certain services for Mr. Barrow in exchange for his payments, and that some of those services were never performed.1 This fact is shown by the "Disbursement Vouchers" which refer to money remaining on John Barrow's account, and by the Letter/Disclosure Statement signed by Defendant's counsel, dated January 13, 1998 (Exhibit 0 to
Plaintiff's Statement of Facts).2 The letter states:

Therefore, the total unused amount shown by the Church is $37,400.00.

In other words, Defendant did, in fact, fail to perform its

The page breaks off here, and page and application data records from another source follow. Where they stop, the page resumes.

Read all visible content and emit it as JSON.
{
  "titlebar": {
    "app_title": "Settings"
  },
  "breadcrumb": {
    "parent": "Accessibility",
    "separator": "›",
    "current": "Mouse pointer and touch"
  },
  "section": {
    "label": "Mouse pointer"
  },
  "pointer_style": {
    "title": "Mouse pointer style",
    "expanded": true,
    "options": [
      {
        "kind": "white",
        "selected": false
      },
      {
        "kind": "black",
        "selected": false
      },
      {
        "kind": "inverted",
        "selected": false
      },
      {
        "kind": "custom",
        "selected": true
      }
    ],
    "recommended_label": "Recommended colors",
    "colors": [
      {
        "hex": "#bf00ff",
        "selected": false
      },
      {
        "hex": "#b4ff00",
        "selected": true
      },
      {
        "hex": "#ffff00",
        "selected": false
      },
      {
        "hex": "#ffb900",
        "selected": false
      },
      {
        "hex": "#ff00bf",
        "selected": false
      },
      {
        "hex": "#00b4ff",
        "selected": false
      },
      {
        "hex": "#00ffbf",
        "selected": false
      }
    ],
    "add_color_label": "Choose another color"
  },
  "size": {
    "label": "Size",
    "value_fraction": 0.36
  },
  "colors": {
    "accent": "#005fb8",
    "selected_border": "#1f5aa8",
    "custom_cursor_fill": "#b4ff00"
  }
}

1 The claim of unjust enrichment is also legitimately based on the Church's failure to keep its part of the bargain with Plaintiff discussed at length, supra (i.e., the agreement to refund). Whether the claim is based on Defendant's failure to keep its part
of its bargain with John Barrow, or whether it is based on its failure to keep its part of the bargain with Plaintiff, the factors justifying restitution to Plaintiff are met.
2 Defendant has falsely claimed that this Disclosure Statement is covered by Rule 408, Arizona Rules of Evidence. The court should note that the letter makes no reference to Rule 408, contains no settlement offer, and is explicitly referred to by Defendants' counsel as "an updated disclosure statement pursuant to Rule 26.1."

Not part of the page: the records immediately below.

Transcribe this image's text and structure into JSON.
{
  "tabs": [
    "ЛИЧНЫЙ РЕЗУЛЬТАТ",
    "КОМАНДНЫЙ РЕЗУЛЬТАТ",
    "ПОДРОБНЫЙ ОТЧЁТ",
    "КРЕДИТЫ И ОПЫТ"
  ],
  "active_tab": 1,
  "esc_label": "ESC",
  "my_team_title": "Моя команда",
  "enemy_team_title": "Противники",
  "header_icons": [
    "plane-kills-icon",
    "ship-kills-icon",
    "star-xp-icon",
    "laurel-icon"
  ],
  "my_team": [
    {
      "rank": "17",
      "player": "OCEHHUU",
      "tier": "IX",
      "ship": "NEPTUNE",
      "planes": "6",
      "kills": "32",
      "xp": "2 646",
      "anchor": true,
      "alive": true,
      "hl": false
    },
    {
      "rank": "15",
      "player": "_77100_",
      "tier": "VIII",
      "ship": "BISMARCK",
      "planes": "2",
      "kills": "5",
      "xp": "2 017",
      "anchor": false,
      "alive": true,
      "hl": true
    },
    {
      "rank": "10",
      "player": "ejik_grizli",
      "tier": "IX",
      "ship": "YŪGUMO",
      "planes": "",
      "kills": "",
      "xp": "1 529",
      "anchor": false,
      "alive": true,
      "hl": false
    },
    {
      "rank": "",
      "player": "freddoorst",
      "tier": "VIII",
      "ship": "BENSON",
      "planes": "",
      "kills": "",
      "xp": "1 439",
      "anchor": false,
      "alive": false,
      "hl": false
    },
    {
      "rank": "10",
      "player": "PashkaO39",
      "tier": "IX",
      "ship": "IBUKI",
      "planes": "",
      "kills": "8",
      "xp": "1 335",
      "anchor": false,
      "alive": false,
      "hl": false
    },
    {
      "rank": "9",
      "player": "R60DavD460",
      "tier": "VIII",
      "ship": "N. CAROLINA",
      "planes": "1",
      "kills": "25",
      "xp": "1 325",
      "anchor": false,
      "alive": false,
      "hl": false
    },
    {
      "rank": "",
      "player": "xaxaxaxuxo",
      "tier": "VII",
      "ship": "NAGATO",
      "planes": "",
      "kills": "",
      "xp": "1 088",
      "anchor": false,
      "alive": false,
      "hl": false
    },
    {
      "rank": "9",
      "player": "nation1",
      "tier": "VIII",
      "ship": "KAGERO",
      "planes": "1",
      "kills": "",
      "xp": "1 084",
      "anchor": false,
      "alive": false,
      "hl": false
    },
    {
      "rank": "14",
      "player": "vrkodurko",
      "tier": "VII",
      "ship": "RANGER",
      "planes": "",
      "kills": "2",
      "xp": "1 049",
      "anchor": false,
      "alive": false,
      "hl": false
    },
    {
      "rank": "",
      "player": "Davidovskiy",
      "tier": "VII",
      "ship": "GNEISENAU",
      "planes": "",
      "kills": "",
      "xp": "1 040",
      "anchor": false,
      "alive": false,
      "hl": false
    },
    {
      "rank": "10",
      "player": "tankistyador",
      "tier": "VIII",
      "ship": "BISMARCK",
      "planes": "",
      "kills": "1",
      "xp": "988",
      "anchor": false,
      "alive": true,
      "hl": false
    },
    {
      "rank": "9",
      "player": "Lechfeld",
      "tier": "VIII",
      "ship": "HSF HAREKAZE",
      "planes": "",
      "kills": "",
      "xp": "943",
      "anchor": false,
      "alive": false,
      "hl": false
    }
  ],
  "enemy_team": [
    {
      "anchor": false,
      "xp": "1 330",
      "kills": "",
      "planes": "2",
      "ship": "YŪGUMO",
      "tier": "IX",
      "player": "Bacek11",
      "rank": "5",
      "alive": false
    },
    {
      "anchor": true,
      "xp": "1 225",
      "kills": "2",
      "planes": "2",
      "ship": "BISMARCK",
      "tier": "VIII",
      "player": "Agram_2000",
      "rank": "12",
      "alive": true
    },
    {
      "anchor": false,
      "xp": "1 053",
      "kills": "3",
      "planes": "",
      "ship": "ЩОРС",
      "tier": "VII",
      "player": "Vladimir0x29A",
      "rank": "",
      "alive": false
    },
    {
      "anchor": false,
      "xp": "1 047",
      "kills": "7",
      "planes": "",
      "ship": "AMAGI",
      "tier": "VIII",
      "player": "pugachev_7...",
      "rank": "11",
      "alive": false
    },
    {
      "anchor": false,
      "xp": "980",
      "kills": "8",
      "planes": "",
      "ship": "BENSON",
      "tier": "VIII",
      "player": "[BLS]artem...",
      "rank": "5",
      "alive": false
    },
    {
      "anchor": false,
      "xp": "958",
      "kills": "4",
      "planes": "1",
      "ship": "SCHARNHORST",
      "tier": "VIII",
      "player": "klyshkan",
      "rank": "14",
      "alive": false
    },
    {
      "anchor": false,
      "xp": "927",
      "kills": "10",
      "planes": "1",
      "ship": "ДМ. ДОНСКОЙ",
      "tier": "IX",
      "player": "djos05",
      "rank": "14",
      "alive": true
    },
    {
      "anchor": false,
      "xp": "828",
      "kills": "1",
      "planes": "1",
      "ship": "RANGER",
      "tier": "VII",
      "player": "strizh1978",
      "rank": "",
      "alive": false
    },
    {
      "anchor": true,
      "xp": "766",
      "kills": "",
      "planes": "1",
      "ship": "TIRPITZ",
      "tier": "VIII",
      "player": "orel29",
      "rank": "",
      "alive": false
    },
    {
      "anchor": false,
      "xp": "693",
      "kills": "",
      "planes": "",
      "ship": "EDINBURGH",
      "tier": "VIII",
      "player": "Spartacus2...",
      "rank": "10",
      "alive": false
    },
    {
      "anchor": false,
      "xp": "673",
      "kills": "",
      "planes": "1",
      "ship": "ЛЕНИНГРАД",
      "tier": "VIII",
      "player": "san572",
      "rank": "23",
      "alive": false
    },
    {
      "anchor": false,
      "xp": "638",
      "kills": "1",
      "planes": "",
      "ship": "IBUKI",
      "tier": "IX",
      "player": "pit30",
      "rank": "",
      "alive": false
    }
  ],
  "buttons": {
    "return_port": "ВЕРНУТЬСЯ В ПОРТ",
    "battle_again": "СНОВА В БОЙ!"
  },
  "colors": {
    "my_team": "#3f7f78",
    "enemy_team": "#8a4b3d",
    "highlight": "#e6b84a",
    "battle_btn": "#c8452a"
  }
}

part of the bargain, The exhibits previously supplied by Plaintiff support this proposition. Defendant has been unjustly enriched by keeping monies to which it was not entitled because it failed to perform the services promised, and failed to refund the monies-on
account, as promised. Under the Restatement of Restitution § 107(l), as cited by Defendant, Plaintiff is entitled to Restitution.
For the foregoing reasons, Plaintiff requests that its Motion for Summary Judgment be granted, and that Defendants' Cross-Motion be denied.

RESPECTFULLY SUBMITTED this 18th day of January, 2000.


Allen D. Butler, Esq.
2342 South McClintock Drive
Tempe, Arizona 85282
Attorney for Plaintiff

ORIGINAL filed and a COPY of the
foregoing hand-delivered this
18th day of January, 2000, to:
Honorable B. Michael Dann
201 West Jefferson
Phoenix, Arizona 85003

COPY of the foregoing hand-delivered
this 18th day of January, 2000, to:
Dennis I. Wilenchik, Esq.
2810 North Third Street
Phoenix, Arizona 85004
Attorneys for Defendant